• Material provided:
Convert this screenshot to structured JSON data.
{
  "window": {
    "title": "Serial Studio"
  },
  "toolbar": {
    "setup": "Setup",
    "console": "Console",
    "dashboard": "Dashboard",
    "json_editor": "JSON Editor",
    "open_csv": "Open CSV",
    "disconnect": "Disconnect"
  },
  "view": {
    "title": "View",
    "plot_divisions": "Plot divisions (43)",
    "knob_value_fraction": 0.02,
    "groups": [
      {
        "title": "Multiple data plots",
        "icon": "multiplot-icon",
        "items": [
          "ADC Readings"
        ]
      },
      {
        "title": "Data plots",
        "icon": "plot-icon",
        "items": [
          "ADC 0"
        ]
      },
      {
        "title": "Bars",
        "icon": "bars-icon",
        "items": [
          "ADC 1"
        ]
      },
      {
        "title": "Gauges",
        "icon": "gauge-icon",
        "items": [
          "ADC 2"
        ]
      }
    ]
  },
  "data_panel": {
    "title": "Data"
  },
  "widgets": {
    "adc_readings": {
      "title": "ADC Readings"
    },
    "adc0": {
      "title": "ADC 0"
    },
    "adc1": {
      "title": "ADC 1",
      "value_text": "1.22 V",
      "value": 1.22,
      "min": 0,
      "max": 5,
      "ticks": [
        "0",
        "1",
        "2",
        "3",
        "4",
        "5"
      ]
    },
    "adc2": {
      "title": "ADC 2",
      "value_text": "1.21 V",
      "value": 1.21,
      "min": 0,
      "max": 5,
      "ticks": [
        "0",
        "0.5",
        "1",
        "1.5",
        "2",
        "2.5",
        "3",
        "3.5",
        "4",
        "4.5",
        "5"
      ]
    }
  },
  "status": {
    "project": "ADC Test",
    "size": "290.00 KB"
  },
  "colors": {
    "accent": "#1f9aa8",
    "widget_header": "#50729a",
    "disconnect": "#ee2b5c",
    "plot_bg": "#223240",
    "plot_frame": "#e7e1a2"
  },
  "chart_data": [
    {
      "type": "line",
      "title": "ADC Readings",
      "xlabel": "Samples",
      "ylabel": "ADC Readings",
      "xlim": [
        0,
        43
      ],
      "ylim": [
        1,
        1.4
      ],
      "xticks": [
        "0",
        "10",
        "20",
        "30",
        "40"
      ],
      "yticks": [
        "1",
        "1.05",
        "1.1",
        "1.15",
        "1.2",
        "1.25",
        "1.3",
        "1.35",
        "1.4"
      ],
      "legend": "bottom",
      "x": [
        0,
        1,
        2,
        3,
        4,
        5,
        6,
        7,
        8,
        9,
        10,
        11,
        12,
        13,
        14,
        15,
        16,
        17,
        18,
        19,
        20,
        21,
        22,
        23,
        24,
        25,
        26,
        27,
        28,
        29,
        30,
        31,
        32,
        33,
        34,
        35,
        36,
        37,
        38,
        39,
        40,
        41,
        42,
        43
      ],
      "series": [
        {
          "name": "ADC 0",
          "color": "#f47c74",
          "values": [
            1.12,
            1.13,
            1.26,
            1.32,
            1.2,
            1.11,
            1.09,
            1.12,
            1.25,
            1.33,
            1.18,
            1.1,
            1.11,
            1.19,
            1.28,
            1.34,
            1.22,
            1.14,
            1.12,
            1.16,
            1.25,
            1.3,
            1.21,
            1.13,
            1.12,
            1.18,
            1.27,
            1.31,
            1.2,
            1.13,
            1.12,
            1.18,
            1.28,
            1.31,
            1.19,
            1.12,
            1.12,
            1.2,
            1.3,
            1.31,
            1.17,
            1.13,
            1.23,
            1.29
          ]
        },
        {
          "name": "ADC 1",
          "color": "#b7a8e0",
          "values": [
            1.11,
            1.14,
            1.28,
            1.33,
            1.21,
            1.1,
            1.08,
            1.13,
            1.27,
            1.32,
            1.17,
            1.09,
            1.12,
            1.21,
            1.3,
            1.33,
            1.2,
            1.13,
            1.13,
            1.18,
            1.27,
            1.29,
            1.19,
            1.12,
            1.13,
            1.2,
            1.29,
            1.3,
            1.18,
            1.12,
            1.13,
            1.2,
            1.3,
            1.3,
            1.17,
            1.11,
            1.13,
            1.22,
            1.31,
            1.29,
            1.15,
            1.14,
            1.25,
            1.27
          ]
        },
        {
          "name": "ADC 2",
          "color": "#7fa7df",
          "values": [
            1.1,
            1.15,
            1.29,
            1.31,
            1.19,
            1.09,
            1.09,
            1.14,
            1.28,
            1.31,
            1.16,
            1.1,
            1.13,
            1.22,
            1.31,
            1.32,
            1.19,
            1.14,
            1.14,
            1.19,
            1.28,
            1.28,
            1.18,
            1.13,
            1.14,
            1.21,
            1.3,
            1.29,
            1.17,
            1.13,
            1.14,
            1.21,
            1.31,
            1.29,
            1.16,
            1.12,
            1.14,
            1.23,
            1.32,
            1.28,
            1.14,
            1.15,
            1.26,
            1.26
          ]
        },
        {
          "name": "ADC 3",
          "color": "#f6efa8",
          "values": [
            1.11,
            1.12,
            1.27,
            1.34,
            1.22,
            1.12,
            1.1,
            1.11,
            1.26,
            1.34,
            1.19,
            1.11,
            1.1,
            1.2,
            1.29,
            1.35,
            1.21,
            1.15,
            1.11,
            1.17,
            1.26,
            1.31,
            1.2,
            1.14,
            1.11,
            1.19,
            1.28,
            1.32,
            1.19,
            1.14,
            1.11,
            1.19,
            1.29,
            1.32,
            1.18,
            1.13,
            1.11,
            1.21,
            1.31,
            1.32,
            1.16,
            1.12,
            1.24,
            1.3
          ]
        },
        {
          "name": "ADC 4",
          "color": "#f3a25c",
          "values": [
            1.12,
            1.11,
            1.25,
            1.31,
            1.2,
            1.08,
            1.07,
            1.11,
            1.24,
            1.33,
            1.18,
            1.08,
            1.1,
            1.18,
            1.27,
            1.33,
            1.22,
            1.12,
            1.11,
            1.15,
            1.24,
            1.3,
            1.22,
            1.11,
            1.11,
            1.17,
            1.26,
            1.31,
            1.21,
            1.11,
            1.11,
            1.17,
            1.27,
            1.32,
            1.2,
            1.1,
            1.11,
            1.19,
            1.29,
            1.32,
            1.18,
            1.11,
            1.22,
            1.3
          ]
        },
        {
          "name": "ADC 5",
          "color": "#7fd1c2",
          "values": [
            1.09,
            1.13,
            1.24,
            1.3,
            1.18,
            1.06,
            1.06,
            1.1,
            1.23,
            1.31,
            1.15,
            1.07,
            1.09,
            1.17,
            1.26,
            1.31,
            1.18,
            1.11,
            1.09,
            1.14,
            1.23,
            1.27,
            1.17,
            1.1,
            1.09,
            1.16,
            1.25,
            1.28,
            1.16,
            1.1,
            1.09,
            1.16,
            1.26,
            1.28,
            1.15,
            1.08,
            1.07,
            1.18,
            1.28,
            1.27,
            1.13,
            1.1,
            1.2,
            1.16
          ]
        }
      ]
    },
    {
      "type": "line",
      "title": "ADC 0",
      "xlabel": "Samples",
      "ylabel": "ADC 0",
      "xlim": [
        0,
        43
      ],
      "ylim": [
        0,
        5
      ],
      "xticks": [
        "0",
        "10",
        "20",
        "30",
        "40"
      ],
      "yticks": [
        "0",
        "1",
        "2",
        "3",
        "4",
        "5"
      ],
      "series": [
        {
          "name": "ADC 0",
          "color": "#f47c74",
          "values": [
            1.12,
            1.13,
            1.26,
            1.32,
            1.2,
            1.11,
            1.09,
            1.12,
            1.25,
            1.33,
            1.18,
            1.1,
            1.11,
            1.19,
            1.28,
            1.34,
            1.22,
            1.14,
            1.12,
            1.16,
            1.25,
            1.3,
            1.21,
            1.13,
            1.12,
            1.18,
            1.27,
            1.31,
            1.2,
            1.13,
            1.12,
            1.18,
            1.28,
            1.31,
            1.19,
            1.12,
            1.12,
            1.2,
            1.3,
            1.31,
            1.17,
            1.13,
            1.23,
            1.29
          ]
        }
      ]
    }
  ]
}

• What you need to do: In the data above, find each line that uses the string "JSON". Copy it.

• Solution to the exercise:
Convert this screenshot to structured JSON data.
    "json_editor": "JSON Editor",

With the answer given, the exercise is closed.